Start of Dataset content

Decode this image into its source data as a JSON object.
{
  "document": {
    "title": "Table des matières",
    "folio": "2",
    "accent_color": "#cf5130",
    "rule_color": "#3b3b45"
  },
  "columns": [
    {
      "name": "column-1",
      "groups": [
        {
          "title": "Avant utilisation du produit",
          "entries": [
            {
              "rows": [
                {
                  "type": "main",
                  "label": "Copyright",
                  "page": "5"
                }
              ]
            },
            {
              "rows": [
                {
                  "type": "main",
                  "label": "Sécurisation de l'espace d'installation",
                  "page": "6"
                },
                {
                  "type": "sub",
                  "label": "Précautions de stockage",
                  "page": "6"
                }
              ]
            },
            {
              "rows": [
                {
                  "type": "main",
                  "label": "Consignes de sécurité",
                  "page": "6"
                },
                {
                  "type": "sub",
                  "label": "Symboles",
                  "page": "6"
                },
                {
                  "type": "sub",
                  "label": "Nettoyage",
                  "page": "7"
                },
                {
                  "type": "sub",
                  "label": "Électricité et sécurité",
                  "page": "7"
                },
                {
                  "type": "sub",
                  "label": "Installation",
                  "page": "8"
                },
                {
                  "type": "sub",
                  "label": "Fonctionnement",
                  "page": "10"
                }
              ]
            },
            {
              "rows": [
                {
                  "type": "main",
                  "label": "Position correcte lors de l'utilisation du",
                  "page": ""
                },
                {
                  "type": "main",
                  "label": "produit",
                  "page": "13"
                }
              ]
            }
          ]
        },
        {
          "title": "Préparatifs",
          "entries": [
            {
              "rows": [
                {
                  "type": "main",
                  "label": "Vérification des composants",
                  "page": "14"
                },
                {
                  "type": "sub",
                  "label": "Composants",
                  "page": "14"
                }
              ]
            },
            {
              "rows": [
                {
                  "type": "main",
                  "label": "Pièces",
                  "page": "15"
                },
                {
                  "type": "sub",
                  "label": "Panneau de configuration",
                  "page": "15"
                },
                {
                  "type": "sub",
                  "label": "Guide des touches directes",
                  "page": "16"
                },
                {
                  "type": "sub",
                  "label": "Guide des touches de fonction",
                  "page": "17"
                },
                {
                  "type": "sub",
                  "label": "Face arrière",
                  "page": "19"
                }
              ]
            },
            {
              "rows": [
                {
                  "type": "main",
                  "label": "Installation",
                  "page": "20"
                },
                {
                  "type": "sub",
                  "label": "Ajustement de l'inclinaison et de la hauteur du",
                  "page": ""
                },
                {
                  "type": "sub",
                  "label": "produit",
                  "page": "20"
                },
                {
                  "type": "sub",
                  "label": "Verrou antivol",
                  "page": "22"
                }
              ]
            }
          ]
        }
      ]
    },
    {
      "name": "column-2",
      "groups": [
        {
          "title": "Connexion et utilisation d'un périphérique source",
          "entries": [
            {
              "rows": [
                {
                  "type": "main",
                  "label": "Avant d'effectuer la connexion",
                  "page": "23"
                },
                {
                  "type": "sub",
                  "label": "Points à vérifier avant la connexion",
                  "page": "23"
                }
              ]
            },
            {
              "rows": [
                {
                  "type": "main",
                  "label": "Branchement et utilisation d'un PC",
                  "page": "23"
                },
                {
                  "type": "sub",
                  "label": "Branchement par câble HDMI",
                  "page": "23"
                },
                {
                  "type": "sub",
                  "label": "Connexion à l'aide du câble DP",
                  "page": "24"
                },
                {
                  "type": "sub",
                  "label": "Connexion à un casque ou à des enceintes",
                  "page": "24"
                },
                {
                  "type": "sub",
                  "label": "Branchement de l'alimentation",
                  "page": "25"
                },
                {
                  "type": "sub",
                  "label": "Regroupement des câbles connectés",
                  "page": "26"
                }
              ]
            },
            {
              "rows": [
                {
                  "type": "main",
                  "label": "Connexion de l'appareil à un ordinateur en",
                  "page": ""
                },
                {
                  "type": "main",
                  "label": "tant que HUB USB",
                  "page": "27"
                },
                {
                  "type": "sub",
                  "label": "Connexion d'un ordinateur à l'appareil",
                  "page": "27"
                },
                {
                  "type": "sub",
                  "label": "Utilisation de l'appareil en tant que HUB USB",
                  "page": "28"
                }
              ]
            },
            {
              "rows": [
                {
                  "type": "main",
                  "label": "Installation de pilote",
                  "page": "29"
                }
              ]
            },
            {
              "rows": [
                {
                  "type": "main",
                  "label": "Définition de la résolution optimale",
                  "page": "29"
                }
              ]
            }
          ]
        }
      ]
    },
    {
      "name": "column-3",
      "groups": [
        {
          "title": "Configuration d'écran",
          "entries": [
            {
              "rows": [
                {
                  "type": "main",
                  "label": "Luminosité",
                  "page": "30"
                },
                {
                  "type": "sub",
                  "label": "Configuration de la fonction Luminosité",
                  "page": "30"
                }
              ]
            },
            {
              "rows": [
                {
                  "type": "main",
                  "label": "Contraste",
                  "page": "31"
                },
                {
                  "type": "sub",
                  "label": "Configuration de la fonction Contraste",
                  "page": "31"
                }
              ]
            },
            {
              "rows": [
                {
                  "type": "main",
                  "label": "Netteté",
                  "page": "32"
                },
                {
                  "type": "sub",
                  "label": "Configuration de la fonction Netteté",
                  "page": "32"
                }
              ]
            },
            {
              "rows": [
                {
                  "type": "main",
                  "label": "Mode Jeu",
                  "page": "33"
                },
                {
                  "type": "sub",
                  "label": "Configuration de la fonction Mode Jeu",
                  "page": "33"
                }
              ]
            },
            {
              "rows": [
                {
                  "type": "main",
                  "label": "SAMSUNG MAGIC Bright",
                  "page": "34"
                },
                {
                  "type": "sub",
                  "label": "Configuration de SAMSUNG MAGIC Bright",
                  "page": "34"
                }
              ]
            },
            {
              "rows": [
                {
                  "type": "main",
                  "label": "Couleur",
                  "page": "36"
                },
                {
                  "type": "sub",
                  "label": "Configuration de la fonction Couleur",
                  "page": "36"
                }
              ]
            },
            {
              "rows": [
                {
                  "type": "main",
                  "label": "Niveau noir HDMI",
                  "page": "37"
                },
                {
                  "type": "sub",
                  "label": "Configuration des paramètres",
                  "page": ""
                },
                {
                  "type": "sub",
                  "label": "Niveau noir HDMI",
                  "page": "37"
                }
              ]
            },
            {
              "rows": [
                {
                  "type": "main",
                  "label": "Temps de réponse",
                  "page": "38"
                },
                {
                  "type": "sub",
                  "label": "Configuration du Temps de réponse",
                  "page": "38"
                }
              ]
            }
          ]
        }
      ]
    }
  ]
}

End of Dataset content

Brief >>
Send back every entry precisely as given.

Your solution >>
Decode this image into its source data as a JSON object.
{
  "document": {
    "title": "Table des matières",
    "folio": "2",
    "accent_color": "#cf5130",
    "rule_color": "#3b3b45"
  },
  "columns": [
    {
      "name": "column-1",
      "groups": [
        {
          "title": "Avant utilisation du produit",
          "entries": [
            {
              "rows": [
                {
                  "type": "main",
                  "label": "Copyright",
                  "page": "5"
                }
              ]
            },
            {
              "rows": [
                {
                  "type": "main",
                  "label": "Sécurisation de l'espace d'installation",
                  "page": "6"
                },
                {
                  "type": "sub",
                  "label": "Précautions de stockage",
                  "page": "6"
                }
              ]
            },
            {
              "rows": [
                {
                  "type": "main",
                  "label": "Consignes de sécurité",
                  "page": "6"
                },
                {
                  "type": "sub",
                  "label": "Symboles",
                  "page": "6"
                },
                {
                  "type": "sub",
                  "label": "Nettoyage",
                  "page": "7"
                },
                {
                  "type": "sub",
                  "label": "Électricité et sécurité",
                  "page": "7"
                },
                {
                  "type": "sub",
                  "label": "Installation",
                  "page": "8"
                },
                {
                  "type": "sub",
                  "label": "Fonctionnement",
                  "page": "10"
                }
              ]
            },
            {
              "rows": [
                {
                  "type": "main",
                  "label": "Position correcte lors de l'utilisation du",
                  "page": ""
                },
                {
                  "type": "main",
                  "label": "produit",
                  "page": "13"
                }
              ]
            }
          ]
        },
        {
          "title": "Préparatifs",
          "entries": [
            {
              "rows": [
                {
                  "type": "main",
                  "label": "Vérification des composants",
                  "page": "14"
                },
                {
                  "type": "sub",
                  "label": "Composants",
                  "page": "14"
                }
              ]
            },
            {
              "rows": [
                {
                  "type": "main",
                  "label": "Pièces",
                  "page": "15"
                },
                {
                  "type": "sub",
                  "label": "Panneau de configuration",
                  "page": "15"
                },
                {
                  "type": "sub",
                  "label": "Guide des touches directes",
                  "page": "16"
                },
                {
                  "type": "sub",
                  "label": "Guide des touches de fonction",
                  "page": "17"
                },
                {
                  "type": "sub",
                  "label": "Face arrière",
                  "page": "19"
                }
              ]
            },
            {
              "rows": [
                {
                  "type": "main",
                  "label": "Installation",
                  "page": "20"
                },
                {
                  "type": "sub",
                  "label": "Ajustement de l'inclinaison et de la hauteur du",
                  "page": ""
                },
                {
                  "type": "sub",
                  "label": "produit",
                  "page": "20"
                },
                {
                  "type": "sub",
                  "label": "Verrou antivol",
                  "page": "22"
                }
              ]
            }
          ]
        }
      ]
    },
    {
      "name": "column-2",
      "groups": [
        {
          "title": "Connexion et utilisation d'un périphérique source",
          "entries": [
            {
              "rows": [
                {
                  "type": "main",
                  "label": "Avant d'effectuer la connexion",
                  "page": "23"
                },
                {
                  "type": "sub",
                  "label": "Points à vérifier avant la connexion",
                  "page": "23"
                }
              ]
            },
            {
              "rows": [
                {
                  "type": "main",
                  "label": "Branchement et utilisation d'un PC",
                  "page": "23"
                },
                {
                  "type": "sub",
                  "label": "Branchement par câble HDMI",
                  "page": "23"
                },
                {
                  "type": "sub",
                  "label": "Connexion à l'aide du câble DP",
                  "page": "24"
                },
                {
                  "type": "sub",
                  "label": "Connexion à un casque ou à des enceintes",
                  "page": "24"
                },
                {
                  "type": "sub",
                  "label": "Branchement de l'alimentation",
                  "page": "25"
                },
                {
                  "type": "sub",
                  "label": "Regroupement des câbles connectés",
                  "page": "26"
                }
              ]
            },
            {
              "rows": [
                {
                  "type": "main",
                  "label": "Connexion de l'appareil à un ordinateur en",
                  "page": ""
                },
                {
                  "type": "main",
                  "label": "tant que HUB USB",
                  "page": "27"
                },
                {
                  "type": "sub",
                  "label": "Connexion d'un ordinateur à l'appareil",
                  "page": "27"
                },
                {
                  "type": "sub",
                  "label": "Utilisation de l'appareil en tant que HUB USB",
                  "page": "28"
                }
              ]
            },
            {
              "rows": [
                {
                  "type": "main",
                  "label": "Installation de pilote",
                  "page": "29"
                }
              ]
            },
            {
              "rows": [
                {
                  "type": "main",
                  "label": "Définition de la résolution optimale",
                  "page": "29"
                }
              ]
            }
          ]
        }
      ]
    },
    {
      "name": "column-3",
      "groups": [
        {
          "title": "Configuration d'écran",
          "entries": [
            {
              "rows": [
                {
                  "type": "main",
                  "label": "Luminosité",
                  "page": "30"
                },
                {
                  "type": "sub",
                  "label": "Configuration de la fonction Luminosité",
                  "page": "30"
                }
              ]
            },
            {
              "rows": [
                {
                  "type": "main",
                  "label": "Contraste",
                  "page": "31"
                },
                {
                  "type": "sub",
                  "label": "Configuration de la fonction Contraste",
                  "page": "31"
                }
              ]
            },
            {
              "rows": [
                {
                  "type": "main",
                  "label": "Netteté",
                  "page": "32"
                },
                {
                  "type": "sub",
                  "label": "Configuration de la fonction Netteté",
                  "page": "32"
                }
              ]
            },
            {
              "rows": [
                {
                  "type": "main",
                  "label": "Mode Jeu",
                  "page": "33"
                },
                {
                  "type": "sub",
                  "label": "Configuration de la fonction Mode Jeu",
                  "page": "33"
                }
              ]
            },
            {
              "rows": [
                {
                  "type": "main",
                  "label": "SAMSUNG MAGIC Bright",
                  "page": "34"
                },
                {
                  "type": "sub",
                  "label": "Configuration de SAMSUNG MAGIC Bright",
                  "page": "34"
                }
              ]
            },
            {
              "rows": [
                {
                  "type": "main",
                  "label": "Couleur",
                  "page": "36"
                },
                {
                  "type": "sub",
                  "label": "Configuration de la fonction Couleur",
                  "page": "36"
                }
              ]
            },
            {
              "rows": [
                {
                  "type": "main",
                  "label": "Niveau noir HDMI",
                  "page": "37"
                },
                {
                  "type": "sub",
                  "label": "Configuration des paramètres",
                  "page": ""
                },
                {
                  "type": "sub",
                  "label": "Niveau noir HDMI",
                  "page": "37"
                }
              ]
            },
            {
              "rows": [
                {
                  "type": "main",
                  "label": "Temps de réponse",
                  "page": "38"
                },
                {
                  "type": "sub",
                  "label": "Configuration du Temps de réponse",
                  "page": "38"
                }
              ]
            }
          ]
        }
      ]
    }
  ]
}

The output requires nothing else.